* [WHAT TO DO] Copy every line below that has the word "JSON" in it.

BEGIN ENTRIES PROVIDED

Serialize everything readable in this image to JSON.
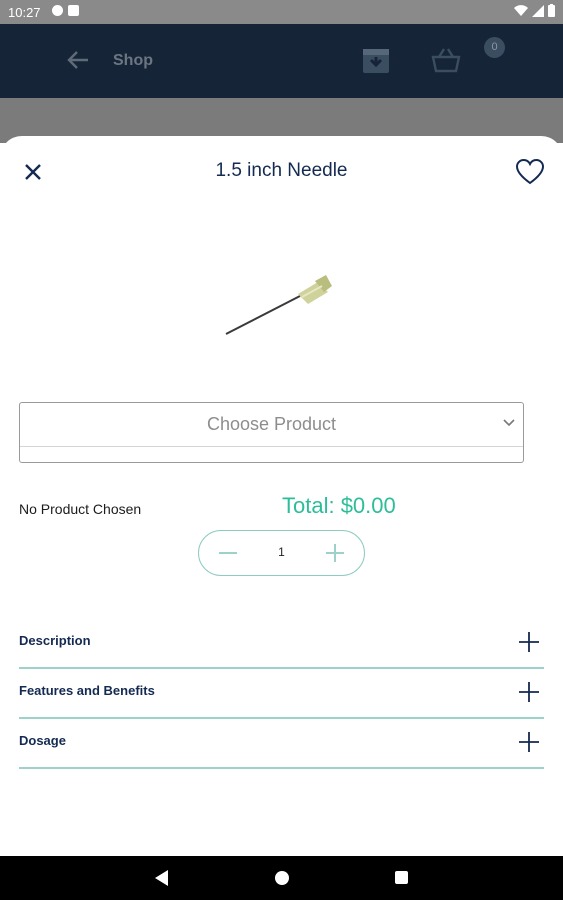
{
  "status_bar": {
    "time": "10:27"
  },
  "app_bar": {
    "title": "Shop",
    "cart_count": "0"
  },
  "sheet": {
    "title": "1.5 inch Needle",
    "select": {
      "value": "Choose Product"
    },
    "selected_product": "No Product Chosen",
    "total": "Total: $0.00",
    "quantity": "1",
    "sections": [
      {
        "label": "Description"
      },
      {
        "label": "Features and Benefits"
      },
      {
        "label": "Dosage"
      }
    ]
  },
  "colors": {
    "accent": "#2ebd9a",
    "navy": "#142a52",
    "divider": "#9fd1cb"
  },
  "icons": {
    "close": "close-icon",
    "favorite": "heart-icon",
    "expand": "plus-icon",
    "quantity_minus": "minus-icon",
    "quantity_plus": "plus-icon"
  }
}
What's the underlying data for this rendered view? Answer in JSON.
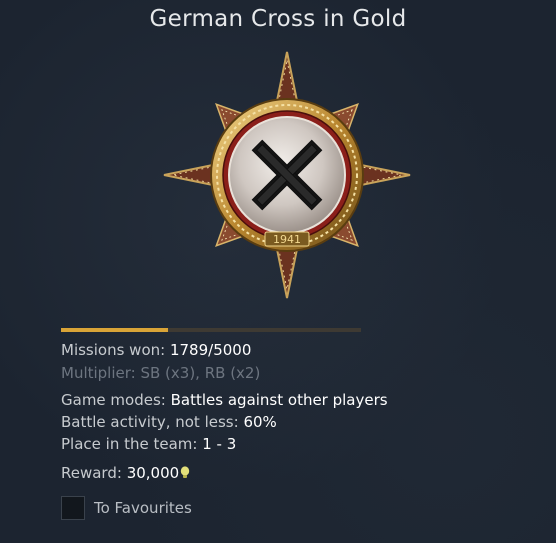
{
  "title": "German Cross in Gold",
  "medal": {
    "year": "1941",
    "icon": "medal-german-cross-icon"
  },
  "progress": {
    "fraction": 0.357
  },
  "missions": {
    "label": "Missions won:",
    "value": "1789/5000"
  },
  "multiplier": {
    "text": "Multiplier: SB (x3), RB (x2)"
  },
  "conditions": {
    "game_modes_label": "Game modes:",
    "game_modes_value": "Battles against other players",
    "activity_label": "Battle activity, not less:",
    "activity_value": "60%",
    "place_label": "Place in the team:",
    "place_value": "1 - 3"
  },
  "reward": {
    "label": "Reward:",
    "value": "30,000",
    "icon": "lion-currency-icon"
  },
  "favourites": {
    "label": "To Favourites",
    "checked": false
  },
  "colors": {
    "accent": "#d9a437",
    "background": "#1d2530"
  }
}
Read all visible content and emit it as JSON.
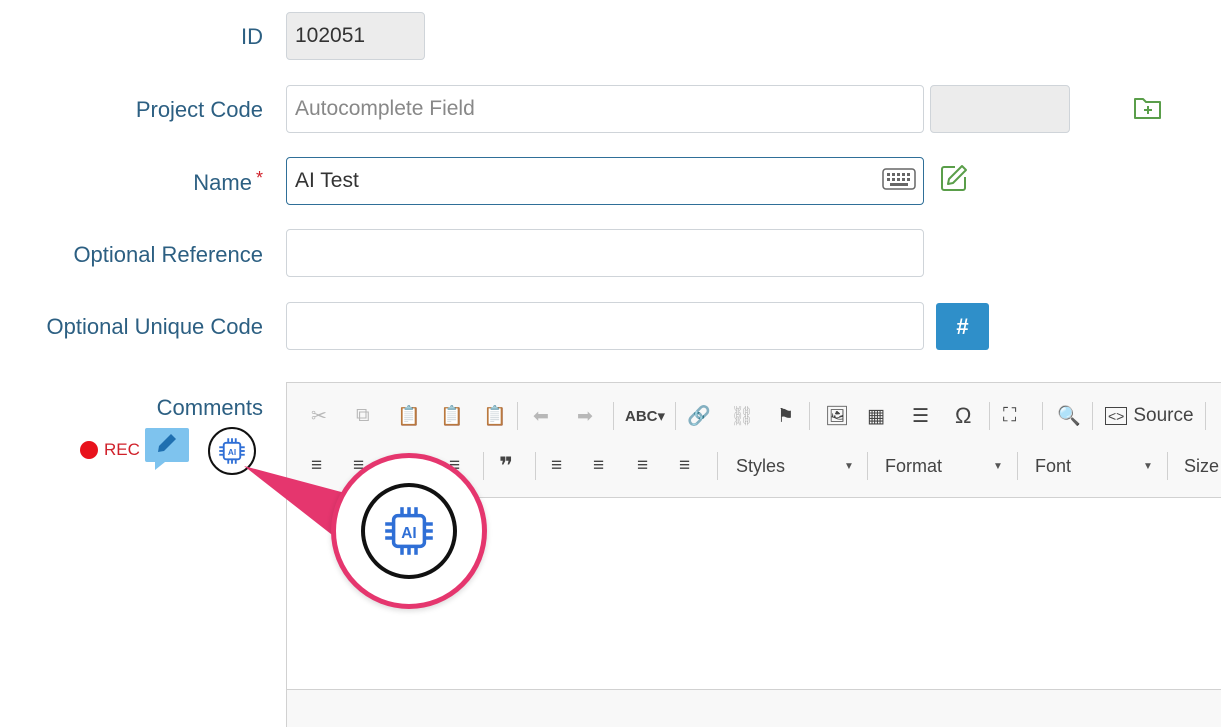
{
  "form": {
    "id": {
      "label": "ID",
      "value": "102051"
    },
    "project_code": {
      "label": "Project Code",
      "placeholder": "Autocomplete Field",
      "add_icon": "folder-plus-icon"
    },
    "name": {
      "label": "Name",
      "required_mark": "*",
      "value": "AI Test",
      "keyboard_icon": "keyboard-icon",
      "edit_icon": "edit-icon"
    },
    "optional_reference": {
      "label": "Optional Reference",
      "value": ""
    },
    "optional_unique_code": {
      "label": "Optional Unique Code",
      "value": "",
      "generate_label": "#"
    },
    "comments": {
      "label": "Comments",
      "rec_label": "REC",
      "chat_icon": "chat-pencil-icon",
      "ai_icon": "ai-chip-icon"
    }
  },
  "editor": {
    "source_label": "Source",
    "styles_label": "Styles",
    "format_label": "Format",
    "font_label": "Font",
    "size_label": "Size",
    "quote_glyph": "❞"
  },
  "callout": {
    "highlight_color": "#e5366e",
    "icon": "ai-chip-icon"
  },
  "colors": {
    "label": "#2c5f82",
    "accent": "#2f8fc9",
    "required": "#d0202a",
    "icon_green": "#5a9e4a"
  }
}
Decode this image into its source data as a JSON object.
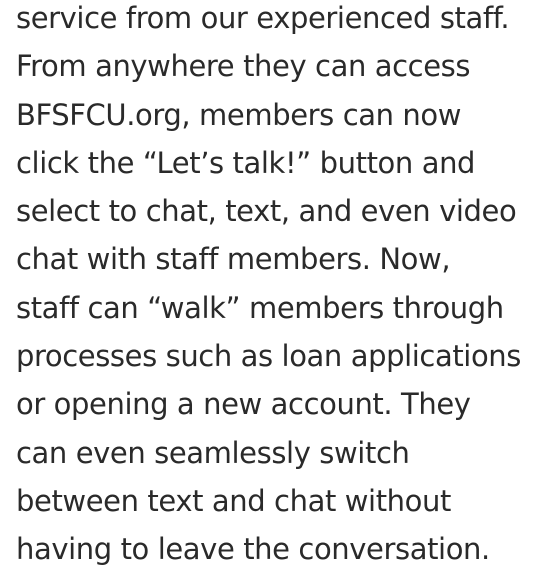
{
  "article": {
    "lines": [
      "service from our experienced staff.",
      "From anywhere they can access",
      "BFSFCU.org, members can now",
      "click the “Let’s talk!” button and",
      "select to chat, text, and even video",
      "chat with staff members. Now,",
      "staff can “walk” members through",
      "processes such as loan applications",
      "or opening a new account. They",
      "can even seamlessly switch",
      "between text and chat without",
      "having to leave the conversation."
    ]
  }
}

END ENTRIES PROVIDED

* [TASK SOLUTION]
Serialize everything readable in this image to JSON.
What's the underlying data for this rendered view? Answer in JSON.
Read all visible content and emit it as JSON.
Decode this image into its source data as a JSON object.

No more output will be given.